How appropriate and clever that Roger, the only partner who might still be on Team Don, finds out that Ogilvy signed Hershey on Valentine’s Day. Bittersweet, indeed.
This episode was a stalemate for the revival of Don’s missing mojo. But it was a major victory for the secretaries -- not that it was easy. The working ladies (that’s secretaries, not prostitutes to Sally’s snooty friend) had a few hard-fought battles.
Dawn stirs up a riff after revealing her true allegiance: her homophonic boss, Don. Can’t blame the girl. He does brush off the Ritz cracker crumbs, slick his hair and suit up for her daily correspondence deliveries, after all. That, and it’s not hard competing with Mr. Rogers' evil twin.
Lou Avery is as brutish as he is untalented. Outraged that Dawn calls Don before putting out the Sally flames, he blames the whole fiasco on her. Except it’s not her fault she wasn’t there to stop Sally from going into Lou’s office; he sent Dawn to get a last-minute Valentine’s Day gift for his wife that he was too inconsiderate to remember to do himself.
“None of this has anything to do with me,” he deflects. It’s never been easier missing Don at SC&P.
Dawn gets shuffled around from Don/Lou’s desk to front reception. It’s a little too out-in-the-open for some. Cooper pulls an unexpectedly racist move and insists – ahem, “suggests” – that Dawn go to the back. No, it’s not Rosa Parks-esque at all. Just a “rearrangement of your rearrangement,” he assures Joan.
Before Dawn has enough time to settle in, Peggy throws a temper tantrum – she learned well from Don – and insists that her secretary, Shirley, be moved.
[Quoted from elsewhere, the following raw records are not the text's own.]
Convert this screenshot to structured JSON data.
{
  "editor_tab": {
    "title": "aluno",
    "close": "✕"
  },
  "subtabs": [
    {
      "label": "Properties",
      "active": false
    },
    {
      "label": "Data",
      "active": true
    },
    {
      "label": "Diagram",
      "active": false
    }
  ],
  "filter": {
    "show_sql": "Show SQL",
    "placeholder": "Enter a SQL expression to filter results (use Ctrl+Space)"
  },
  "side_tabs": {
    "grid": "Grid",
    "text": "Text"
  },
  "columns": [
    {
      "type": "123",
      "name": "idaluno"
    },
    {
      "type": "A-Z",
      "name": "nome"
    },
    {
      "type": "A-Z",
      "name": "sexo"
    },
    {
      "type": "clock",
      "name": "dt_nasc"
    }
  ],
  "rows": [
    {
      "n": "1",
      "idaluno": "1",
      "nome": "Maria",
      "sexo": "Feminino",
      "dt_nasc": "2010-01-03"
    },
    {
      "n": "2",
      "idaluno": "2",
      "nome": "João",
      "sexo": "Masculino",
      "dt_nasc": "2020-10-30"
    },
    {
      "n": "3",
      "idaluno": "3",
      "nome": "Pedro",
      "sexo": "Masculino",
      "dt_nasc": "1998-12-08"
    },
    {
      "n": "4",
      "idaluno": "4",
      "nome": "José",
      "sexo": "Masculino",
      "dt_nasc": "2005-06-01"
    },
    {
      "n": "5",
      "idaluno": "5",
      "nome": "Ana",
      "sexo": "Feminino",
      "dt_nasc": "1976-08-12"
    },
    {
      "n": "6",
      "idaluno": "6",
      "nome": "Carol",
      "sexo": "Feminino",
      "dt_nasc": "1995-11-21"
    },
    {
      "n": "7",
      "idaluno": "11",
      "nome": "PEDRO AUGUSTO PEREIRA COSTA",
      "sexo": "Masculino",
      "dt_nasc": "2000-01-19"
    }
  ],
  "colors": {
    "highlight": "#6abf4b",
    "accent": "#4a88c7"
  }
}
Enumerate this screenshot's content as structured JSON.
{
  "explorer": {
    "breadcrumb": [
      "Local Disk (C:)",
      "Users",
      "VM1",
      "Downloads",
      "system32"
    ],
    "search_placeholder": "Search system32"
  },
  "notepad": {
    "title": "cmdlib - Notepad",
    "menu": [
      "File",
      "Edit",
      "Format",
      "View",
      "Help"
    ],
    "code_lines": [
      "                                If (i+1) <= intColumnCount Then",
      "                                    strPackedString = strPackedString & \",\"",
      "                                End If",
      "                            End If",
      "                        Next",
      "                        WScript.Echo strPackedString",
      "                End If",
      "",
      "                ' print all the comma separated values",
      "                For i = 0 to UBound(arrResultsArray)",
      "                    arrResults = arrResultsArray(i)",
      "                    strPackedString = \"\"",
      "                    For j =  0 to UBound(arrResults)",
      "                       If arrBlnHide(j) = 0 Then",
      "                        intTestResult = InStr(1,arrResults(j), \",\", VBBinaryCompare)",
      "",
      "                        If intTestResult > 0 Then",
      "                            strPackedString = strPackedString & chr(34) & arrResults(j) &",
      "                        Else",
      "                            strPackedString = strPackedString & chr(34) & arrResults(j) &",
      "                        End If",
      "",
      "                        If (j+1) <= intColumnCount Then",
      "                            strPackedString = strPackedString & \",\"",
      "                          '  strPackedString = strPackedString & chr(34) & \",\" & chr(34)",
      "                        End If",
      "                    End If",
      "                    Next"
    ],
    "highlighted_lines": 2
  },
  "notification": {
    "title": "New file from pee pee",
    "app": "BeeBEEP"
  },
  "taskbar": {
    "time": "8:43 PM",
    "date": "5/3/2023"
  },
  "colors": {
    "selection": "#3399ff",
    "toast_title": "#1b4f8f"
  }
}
Valentine’s Day doesn’t suit Miss Olsen. After Stan and Ginsy tease her for being a dateless cat lady, she’s beyond thrilled to see a dozen roses at her secretary’s desk. “See?!” her eyes exclaim, “Guys like me! They really, really like me.”
Except they don’t. Well, not the ones she’s thinking of, anyway. Those long-stem roses weren’t from Ted; they were from Shirley’s fiancé for Shirley (duh, Pegs). Peggy, starving for attention, swoops in and has Shirley take them to her office.
Then, angry with Ted for the assumed romantic gesture, she tosses them back to Shirley, their rightful owner. Shirley tells her the truth.
"You did not have to embarrass me. Grow up,” she snaps before storming into her office and grimacing behind the closed door. Yup, she knows what a jerk she’s been. Only, she doesn’t apologize, she demands a new secretary.
Joan recommends big-haired, small-brained Meredith. “She has the mind of a child!” Peggy snarls. This, coming from a woman-child who blames Shirley for embarrassing her. Not taking responsibility and blaming her underlings? Looks like Lou has rubbed off on her.
Cutler stops playing adversary to everyone (read: Don, Roger and Pete) for a second and looks out for Joan’s career. He tells her to lean in, or in ‘60s lingo, start complaining. Now, instead of juggling two jobs, she drops the secretary act and moves up to accounts. Attagirl, Joanie.
Joan packs up her files and flowers and moves into a spacious, low-traffic office on the second floor. Taking over her old spot and previous secretarial positions is Dawn.
The women are taking over the office. At this rate, I sense a Harris-Chambers firm on the horizon. Peggy can join if she plays nice.
MORE HIGHLIGHTS FROM "A DAY’S WORK":
BEST ROGER ONE-LINER: “The snow’s melted, but not the heart of New Yorkers.”
BEST ONE-LINER THAT ISN’T FROM ROGER: “She has plans. Look at her calendar! February 14… masturbate gloomily.” – Ginsy about Forever-Alone Peggy
CALIFORNIA BLUES: It doesn’t matter how blond his mistress is, how killer his tan is or how sweet and juicy the SoCal oranges are. Pete can’t find happiness when he keeps getting pushed down the totem pole. The farther West you go, the less power you have, it seems. Even Ted’s been rendered useless at teleconference meetings. Not that he’d care, with a broken heart and ruined marriage.
PARTNERS IN PRIME (REAL ESTATE): Anyone else get a Bonnie-and-Clyde vibe from Bonnie and Pete? But instead of holding up banks, they swindle unsuspecting clients.
MORE REASONS TO HATE PETE: “Sorry, it’s not the same,” he scoffs at Bonnie’s Realtor woes. After putting him in his place, she tells him to put back the “For Sale” sign. Bonnie: 1, Pete: 0